Whether our immensely tiny personal worlds were in upheaval or in some semblance of peace, whether we want or need them or no, new years force an end, and a beginning. We envision the connection severed—severely—between what was, who we were last year, where and how we failed or suffered then, and who we will be when the new year improbably washes us clean and rewards us with the fruits of all the labors we promise ourselves will go right in the year ahead.
There are the resolutions that actually aim to make us better: This year I’m going to show up on time. This year I promise to call my mom back within 24 hours of missing a call. This year I’ll stop smoking. This year I’ll be more thoughtful of other drivers when I”m on the road. And there are the resolutions that are really just wants (a definition too often unfortunately misapplied to our use of the word need): This year I’ll get promoted. This year I’ll lose weight or get fit. This year I’ll get engaged. Both can be valuable tools; we should all be better individuals, to ourselves and to others. Setting goals helps us improve and new year’s resolutions are a small way to contribute to that betterment.

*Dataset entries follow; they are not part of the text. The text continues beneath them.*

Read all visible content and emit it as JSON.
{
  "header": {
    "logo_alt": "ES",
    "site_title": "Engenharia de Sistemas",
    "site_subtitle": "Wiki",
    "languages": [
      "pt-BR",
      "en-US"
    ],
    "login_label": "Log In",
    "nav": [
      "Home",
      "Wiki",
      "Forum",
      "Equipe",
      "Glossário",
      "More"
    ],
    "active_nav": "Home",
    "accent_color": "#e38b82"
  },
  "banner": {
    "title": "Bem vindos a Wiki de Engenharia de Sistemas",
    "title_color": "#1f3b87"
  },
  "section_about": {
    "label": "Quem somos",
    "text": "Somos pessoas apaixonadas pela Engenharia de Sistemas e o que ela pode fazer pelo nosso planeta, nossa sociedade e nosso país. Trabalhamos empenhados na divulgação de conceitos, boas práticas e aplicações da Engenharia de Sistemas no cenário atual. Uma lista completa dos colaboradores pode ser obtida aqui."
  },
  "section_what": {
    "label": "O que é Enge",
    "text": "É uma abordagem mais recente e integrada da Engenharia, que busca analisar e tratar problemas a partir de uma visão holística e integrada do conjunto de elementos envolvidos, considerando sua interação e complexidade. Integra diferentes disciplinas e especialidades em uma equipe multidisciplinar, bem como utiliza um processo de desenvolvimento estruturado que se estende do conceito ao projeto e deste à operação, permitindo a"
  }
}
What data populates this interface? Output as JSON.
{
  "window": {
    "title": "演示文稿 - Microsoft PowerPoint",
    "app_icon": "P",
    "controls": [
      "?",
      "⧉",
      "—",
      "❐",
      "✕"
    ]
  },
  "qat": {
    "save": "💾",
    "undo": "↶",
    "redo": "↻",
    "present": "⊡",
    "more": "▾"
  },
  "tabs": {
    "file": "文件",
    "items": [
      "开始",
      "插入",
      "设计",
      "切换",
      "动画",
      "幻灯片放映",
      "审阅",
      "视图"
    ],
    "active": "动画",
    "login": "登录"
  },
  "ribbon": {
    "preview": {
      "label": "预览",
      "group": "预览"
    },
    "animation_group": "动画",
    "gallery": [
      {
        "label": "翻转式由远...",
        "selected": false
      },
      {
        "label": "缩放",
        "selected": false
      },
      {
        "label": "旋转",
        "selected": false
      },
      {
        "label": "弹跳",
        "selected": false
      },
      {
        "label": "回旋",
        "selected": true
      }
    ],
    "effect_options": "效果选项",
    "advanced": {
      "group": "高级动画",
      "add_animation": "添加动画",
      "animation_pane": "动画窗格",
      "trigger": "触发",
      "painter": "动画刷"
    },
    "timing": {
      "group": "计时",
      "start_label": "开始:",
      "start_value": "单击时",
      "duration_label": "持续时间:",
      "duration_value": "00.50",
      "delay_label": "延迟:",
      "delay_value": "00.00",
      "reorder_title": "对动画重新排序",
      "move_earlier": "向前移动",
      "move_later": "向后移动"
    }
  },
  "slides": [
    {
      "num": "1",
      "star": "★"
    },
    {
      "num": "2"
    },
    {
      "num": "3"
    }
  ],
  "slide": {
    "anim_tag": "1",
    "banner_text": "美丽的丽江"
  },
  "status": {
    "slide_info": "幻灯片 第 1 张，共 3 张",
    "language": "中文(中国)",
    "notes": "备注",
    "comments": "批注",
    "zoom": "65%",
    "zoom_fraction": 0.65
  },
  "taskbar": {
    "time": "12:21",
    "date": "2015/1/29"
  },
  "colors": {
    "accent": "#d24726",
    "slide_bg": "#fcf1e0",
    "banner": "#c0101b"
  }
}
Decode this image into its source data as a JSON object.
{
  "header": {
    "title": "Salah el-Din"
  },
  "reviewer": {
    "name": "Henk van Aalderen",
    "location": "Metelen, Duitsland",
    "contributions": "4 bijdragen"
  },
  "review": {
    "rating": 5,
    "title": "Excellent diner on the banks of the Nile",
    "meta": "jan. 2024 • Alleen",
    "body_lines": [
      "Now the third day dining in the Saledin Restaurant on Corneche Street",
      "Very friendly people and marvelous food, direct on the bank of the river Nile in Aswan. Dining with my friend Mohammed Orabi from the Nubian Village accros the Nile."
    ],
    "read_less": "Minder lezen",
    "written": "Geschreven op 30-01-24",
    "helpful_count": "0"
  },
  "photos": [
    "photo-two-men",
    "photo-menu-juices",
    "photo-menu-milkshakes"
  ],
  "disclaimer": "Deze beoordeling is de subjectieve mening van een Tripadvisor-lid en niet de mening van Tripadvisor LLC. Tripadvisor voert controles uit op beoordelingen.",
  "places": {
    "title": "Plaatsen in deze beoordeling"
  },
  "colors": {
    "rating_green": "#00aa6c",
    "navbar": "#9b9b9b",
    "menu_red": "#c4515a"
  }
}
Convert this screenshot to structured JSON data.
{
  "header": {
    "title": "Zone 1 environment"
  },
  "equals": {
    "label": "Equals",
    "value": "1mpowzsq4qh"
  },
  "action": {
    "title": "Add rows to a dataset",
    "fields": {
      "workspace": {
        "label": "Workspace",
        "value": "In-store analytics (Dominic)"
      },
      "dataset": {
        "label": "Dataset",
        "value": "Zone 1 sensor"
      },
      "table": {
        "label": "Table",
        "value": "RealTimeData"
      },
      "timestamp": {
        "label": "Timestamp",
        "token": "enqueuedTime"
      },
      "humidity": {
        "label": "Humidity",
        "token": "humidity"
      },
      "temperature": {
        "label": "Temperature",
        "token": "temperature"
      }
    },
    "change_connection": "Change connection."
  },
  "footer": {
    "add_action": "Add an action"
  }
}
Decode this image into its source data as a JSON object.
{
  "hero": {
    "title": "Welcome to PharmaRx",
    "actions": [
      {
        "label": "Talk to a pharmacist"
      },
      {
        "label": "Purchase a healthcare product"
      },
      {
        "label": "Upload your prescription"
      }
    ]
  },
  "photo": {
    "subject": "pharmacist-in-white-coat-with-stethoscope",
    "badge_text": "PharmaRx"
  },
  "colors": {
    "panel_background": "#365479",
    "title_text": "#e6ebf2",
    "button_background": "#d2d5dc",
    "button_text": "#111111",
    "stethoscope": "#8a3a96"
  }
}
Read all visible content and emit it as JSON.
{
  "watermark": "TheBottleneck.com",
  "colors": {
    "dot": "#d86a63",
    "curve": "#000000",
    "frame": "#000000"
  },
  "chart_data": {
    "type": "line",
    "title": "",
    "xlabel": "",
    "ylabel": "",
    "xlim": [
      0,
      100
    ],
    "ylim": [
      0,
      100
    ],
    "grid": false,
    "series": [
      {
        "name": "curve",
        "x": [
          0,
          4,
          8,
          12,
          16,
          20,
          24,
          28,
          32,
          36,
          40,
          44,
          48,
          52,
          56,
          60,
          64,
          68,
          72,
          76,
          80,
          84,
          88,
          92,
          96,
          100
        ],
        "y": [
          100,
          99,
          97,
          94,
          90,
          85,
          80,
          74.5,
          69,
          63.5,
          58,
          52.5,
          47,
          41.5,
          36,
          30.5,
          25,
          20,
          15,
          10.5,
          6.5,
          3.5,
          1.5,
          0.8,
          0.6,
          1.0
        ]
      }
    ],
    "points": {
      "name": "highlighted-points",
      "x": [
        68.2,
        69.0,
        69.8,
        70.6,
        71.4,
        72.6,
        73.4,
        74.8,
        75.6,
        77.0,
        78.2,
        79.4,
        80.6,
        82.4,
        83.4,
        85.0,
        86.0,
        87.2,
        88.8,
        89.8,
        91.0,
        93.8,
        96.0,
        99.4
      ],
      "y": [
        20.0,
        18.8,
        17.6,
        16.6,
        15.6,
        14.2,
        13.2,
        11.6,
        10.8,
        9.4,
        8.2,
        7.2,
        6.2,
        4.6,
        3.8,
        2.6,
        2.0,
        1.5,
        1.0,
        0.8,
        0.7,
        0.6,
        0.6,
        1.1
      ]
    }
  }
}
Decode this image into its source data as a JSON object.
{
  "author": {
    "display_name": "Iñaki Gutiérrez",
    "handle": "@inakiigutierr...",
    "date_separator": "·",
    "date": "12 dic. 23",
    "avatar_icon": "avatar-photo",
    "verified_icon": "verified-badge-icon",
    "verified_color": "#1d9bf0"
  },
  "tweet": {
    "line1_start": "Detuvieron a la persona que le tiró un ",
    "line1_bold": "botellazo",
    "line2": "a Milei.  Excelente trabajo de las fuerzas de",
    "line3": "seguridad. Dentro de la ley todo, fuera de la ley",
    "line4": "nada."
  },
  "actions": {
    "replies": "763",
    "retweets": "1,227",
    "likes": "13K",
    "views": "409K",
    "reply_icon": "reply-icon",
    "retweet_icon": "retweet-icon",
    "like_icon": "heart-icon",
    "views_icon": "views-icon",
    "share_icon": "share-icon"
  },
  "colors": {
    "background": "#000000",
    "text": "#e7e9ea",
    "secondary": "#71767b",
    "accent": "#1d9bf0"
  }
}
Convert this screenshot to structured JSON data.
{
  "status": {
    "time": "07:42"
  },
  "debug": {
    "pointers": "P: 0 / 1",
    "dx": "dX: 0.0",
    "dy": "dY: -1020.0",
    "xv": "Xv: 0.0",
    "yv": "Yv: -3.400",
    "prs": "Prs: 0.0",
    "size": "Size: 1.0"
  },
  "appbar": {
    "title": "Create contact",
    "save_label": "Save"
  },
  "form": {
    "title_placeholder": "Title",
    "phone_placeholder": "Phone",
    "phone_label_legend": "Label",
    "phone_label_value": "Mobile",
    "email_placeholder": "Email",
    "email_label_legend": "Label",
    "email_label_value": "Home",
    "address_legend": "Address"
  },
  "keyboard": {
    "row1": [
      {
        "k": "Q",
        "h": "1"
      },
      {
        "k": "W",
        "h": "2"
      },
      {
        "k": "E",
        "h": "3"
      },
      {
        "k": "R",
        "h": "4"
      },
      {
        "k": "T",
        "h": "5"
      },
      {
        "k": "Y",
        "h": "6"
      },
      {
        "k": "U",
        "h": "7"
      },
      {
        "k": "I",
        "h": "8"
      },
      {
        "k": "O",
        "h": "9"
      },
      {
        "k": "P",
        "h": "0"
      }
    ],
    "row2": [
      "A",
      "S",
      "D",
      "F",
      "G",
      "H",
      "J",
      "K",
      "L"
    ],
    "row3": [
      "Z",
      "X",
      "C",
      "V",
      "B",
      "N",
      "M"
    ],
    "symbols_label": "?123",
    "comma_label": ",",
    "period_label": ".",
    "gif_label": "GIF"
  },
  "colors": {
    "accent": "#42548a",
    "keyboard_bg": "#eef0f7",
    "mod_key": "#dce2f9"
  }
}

But what if we were also to take on some societal resolutions? If our vision for the new year were expanded past what we see for our own lives and those immediately next to us, to reach the lives of the people a few degrees of separation away?
I made my first loaf of bread this Christmas. On the same day we celebrate a person whose very existence has come to represent all that is goodness and gracious by participating in a consumer-driven ritual that represents our kindness and generosity toward those we love, but which can so easily tip to excess, I took a break from exchanging gifts with my family to measure water temperature, soak yeast, knead dough. And I found myself thinking about what I needed, and what I needed to do in the coming year. In spite of student loan debt, a certain current lack of professional “fit” with regard to my personal motivations, as yet unfulfilled desires for family, and other individual wants, as a young(ish) person fortunate enough to have so many needs readily and regularly satisfied, in nearly all scenarios, the answer was: nothing. There are things I want, yes, but what do I really need?
Maslow’s hierarchy establishes one satisfyingly organized approach to our individual needs: five little organized compartments, opened like a chocolate Advent calendar: one at a time, and only after the previous has been opened and consumed: first comes food, then comes shelter, then comes the family and the spiritual encounter. From a literal standpoint, after the physiological, none of these are absolute. Absolute need is what remains when all other layers are stripped away to reveal what we cannot, actually, survive without.
But as Maslow rightly defined, such a limited definition would ignore what we need to exist in our optimal human state. If we’re fortunate enough to climb his pyramid, the connection—with others, with nature, with a spiritual belief—that’s found at the top is absolutely needed in order to feel most human, to feel most alive. What Maslow got wrong, though, is that there is a need for that connection at all levels. It’s not something people wait for, or are ignorant of, even as they grow intimate with hunger, pain, fear, loss, uncertainty. Much more like a web than a pyramid, even in war zones and refugee camps where so many base needs are limited or unmet, people will prioritize connection, interpersonal understanding, love, beyond base needs time and again. It is this social element of our makeup that renders us so uniquely human—more than simply the survival benefits of existing in groups, the conscious awareness of groups outside our own and the ability to identify them as similar to ourselves.
And I find myself repeatedly circling back lately to how this plays out in the development of a culture. If what once were deemed primitive societies could prioritize care of their neighbor when they didn’t have the technology to build a ship to sail off their own island, what does it say for an allegedly developed society whose populace venomously debates the notion of skimming the crème de notre crème to provide services and courtesies to those that truly need the support?
Even if we were to accept the premise that certain things—health care, a living minimum wage, higher education— are not human rights, is it so impossible that in a country where so many have so much, we nevertheless were to proclaim a simple unwillingness to allow others to have to live without them? To affirm that want and need are not synonymous and to broaden our concepts of both to encircle our connection to the humans around us, especially those that don’t sit on the same silk thread of the social web as we do? To buy into a new social contract where we declare, as a nation, that a shared quality of life is more important than physical accretion of more? To redefine the “more” we seek as individuals, in this society, as not strictly monetary, but altruistic, voire humanitarian?
That’s a need worth kneading, letting rise, and consuming with gusto.